Jim Mintert asked tough questions when the new class of Master Farmers took the stage following the awards ceremony during the Indiana Farm Management Tour. He wanted to know what changes in agriculture had made the biggest impact during their careers, and what key challenges might lie ahead.
Mintert is a Purdue University Extension ag economist and director of the Center for Commercial Agriculture. The 2018 Master Farmers are: Barry Bishop, Campbellsburg; Jim Farris, Vincennes; Carl and Sally Swinford, Hillsdale; and Mark and Christine York, Roann.
Mintert: This is the 50th anniversary of the modern Master Farmer program in Indiana. Some of you go back that far in farming; others don’t. Reach back as far as you can. What are the biggest changes you’ve seen in farming and agriculture?
Carl Swinford: Everything has changed. Nothing stays the same. We started with a two-row corn planter back then, and now we have a 24-row planter. There is change constantly. We won’t be doing the same things next year which we did this year.
Sally Swinford: I see change as a good thing. Like Carl, I see it happening every year. In fact, it happens every day.
Farris: There are three changes that stand out. First, technology has advanced so much, especially in the last 10 years. Second, there have been tremendous advances in plant genetics. I have really noticed that as a trend since I graduated from Purdue in 1984. Third, weather patterns have changed. There are more extremes, and it makes farming more challenging.
WEATHER PATTERNS SHIFT: More extremes in weather is a change Jim Farris finds especially challenging.
Bishop: Change is all around. My nephew has put up new buildings to raise turkeys on contract near us. Those weren’t around years ago. On my own farm, I started out with a three-bottom plow. Now we no-till. The truth is, farming is changing all the time, and we try to ride the wave.
Christine York: There is much more emphasis on paying attention to the acceptance of what we do by the public today. We operate a wean-to-finish hog operation, raising pigs on contract. We must try to let the public know why we do what we do.
Mark York: Ag advocacy is much more important today than ever before. We need to be engaged as producers at the state and federal level. If you’re not at the table as producers, you’re going to get beaten up when it comes to policies and regulations. We talk about how many people we serve with pork instead of how many pigs we produce per year. We affect 135,000 people because we raise enough pork for that many people.
PUBLIC PERCEPTION: What consumers think matters a great deal today, note Mark and Christine York.
Mintert: What I hear you guys saying is that there has been lots of change in 50 years. At one time we could take it for granted that the public would support agriculture. Today we must make sure people know what we do and why we do it.

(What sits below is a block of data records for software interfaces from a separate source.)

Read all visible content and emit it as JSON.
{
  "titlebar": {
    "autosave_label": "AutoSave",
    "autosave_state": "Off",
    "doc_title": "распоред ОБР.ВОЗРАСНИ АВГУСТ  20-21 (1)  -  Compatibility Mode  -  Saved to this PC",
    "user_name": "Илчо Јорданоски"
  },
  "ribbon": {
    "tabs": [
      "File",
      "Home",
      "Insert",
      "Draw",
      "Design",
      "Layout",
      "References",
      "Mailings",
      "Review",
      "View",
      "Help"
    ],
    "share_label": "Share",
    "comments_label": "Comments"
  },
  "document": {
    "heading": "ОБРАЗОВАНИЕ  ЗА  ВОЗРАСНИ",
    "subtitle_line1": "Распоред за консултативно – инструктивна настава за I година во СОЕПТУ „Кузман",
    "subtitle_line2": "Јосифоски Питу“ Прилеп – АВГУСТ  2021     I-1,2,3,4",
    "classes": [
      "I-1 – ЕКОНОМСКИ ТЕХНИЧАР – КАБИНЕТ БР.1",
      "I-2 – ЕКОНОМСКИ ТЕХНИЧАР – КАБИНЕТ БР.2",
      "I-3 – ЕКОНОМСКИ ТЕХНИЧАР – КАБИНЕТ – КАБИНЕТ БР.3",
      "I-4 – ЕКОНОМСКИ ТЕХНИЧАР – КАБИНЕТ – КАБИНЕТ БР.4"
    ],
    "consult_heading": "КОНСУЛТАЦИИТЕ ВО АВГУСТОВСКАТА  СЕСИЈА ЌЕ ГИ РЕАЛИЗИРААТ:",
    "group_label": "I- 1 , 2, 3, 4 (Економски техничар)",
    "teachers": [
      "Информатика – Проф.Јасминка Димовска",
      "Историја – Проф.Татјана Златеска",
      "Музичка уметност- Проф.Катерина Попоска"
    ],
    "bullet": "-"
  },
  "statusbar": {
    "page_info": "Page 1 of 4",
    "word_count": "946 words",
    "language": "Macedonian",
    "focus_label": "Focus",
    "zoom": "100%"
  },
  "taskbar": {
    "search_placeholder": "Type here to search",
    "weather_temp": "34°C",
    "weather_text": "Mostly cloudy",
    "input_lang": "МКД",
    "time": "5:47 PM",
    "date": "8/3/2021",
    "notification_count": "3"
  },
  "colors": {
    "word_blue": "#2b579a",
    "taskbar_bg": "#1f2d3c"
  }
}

What are the biggest challenges facing farmers and agriculture going forward?
Farris: First, as the percentage of people working in agriculture goes down, it’s important to tell our story. Second, we need to be aware of changing weather patterns. Knox County, where we live, is surrounded by 35 miles of rivers. We don’t have control of what happens with the amount of water coming down those rivers today in many cases.
Bishop: Having land to farm is still the key for an individual. It’s becoming tougher to keep a land base together today. At the same time, we need more young people to come into agriculture. That’s our challenge.
DIFFERENT TILLAGE METHODS: Barry Bishop says he gets more out of his rolling farmland today because he no-tills and uses conservation practices where necessary.
Christine York: Understanding the public perception of what we do is important. Education is the key.
Mark York: Our challenge is to tell our story. It’s a good story. Producers are only 1.5% of the population of this country, and we are feeding the country and the world.
Carl Swinford: We need to make sure people who don’t live on the farm learn where food comes from. It doesn’t just come from the grocery store. We have a duty to tell our story.
Sally Swinford: Our job is to leave our land better than we found it for the future generations. At the same time, we need to educate people as to where their food comes from and how it gets to their table every day.
Mintert: I hear you saying that we need more young people in agriculture, and that’s a major challenge. I also hear you saying that farmers need to play a bigger role in developing a social contract with the public. Young people in agriculture have some challenges ahead of them.